- [Exercise brief]:
Search the records for the string "YOUR" and copy every line in which it appears.
(Records shown)
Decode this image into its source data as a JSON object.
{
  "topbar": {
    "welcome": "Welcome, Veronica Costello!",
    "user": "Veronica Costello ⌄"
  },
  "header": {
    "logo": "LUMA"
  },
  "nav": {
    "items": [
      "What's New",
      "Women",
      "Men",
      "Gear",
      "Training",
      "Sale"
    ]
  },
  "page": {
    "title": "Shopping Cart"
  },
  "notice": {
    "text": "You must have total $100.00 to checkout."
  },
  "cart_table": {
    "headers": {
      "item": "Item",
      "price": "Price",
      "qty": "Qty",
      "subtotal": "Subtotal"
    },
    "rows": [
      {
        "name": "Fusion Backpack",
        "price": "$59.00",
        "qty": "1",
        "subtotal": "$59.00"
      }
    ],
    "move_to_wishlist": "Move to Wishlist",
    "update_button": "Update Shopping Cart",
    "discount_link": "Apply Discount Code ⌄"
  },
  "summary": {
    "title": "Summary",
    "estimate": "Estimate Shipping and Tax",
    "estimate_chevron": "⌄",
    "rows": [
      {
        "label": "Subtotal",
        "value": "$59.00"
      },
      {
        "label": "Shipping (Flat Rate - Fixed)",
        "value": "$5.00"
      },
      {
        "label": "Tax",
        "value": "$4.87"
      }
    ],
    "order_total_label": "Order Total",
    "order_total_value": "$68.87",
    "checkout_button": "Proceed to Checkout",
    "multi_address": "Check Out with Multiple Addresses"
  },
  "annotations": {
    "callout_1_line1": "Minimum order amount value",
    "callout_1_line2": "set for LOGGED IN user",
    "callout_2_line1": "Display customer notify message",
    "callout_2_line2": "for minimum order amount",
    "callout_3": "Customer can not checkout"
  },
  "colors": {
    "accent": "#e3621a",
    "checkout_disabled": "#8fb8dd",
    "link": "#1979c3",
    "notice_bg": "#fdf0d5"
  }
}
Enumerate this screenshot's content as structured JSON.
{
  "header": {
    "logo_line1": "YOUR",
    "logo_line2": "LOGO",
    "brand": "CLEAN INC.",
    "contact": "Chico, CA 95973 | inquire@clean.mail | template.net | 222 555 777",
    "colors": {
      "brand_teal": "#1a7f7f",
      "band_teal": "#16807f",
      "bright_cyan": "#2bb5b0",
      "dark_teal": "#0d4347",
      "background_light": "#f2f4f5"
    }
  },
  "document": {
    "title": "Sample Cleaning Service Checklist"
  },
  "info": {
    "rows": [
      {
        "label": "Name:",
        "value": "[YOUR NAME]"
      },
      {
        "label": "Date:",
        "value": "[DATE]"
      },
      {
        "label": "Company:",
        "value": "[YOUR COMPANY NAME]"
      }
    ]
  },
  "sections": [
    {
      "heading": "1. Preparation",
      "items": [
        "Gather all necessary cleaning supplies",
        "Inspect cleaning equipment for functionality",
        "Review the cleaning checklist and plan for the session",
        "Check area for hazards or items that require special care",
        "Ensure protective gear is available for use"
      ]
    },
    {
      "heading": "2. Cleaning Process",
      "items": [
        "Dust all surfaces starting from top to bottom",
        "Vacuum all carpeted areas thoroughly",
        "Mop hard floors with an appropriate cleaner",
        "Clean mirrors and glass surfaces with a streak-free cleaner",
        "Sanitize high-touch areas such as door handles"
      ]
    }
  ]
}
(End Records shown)
- [Result]:
    "logo_line1": "YOUR",
        "value": "[YOUR NAME]"
        "value": "[YOUR COMPANY NAME]"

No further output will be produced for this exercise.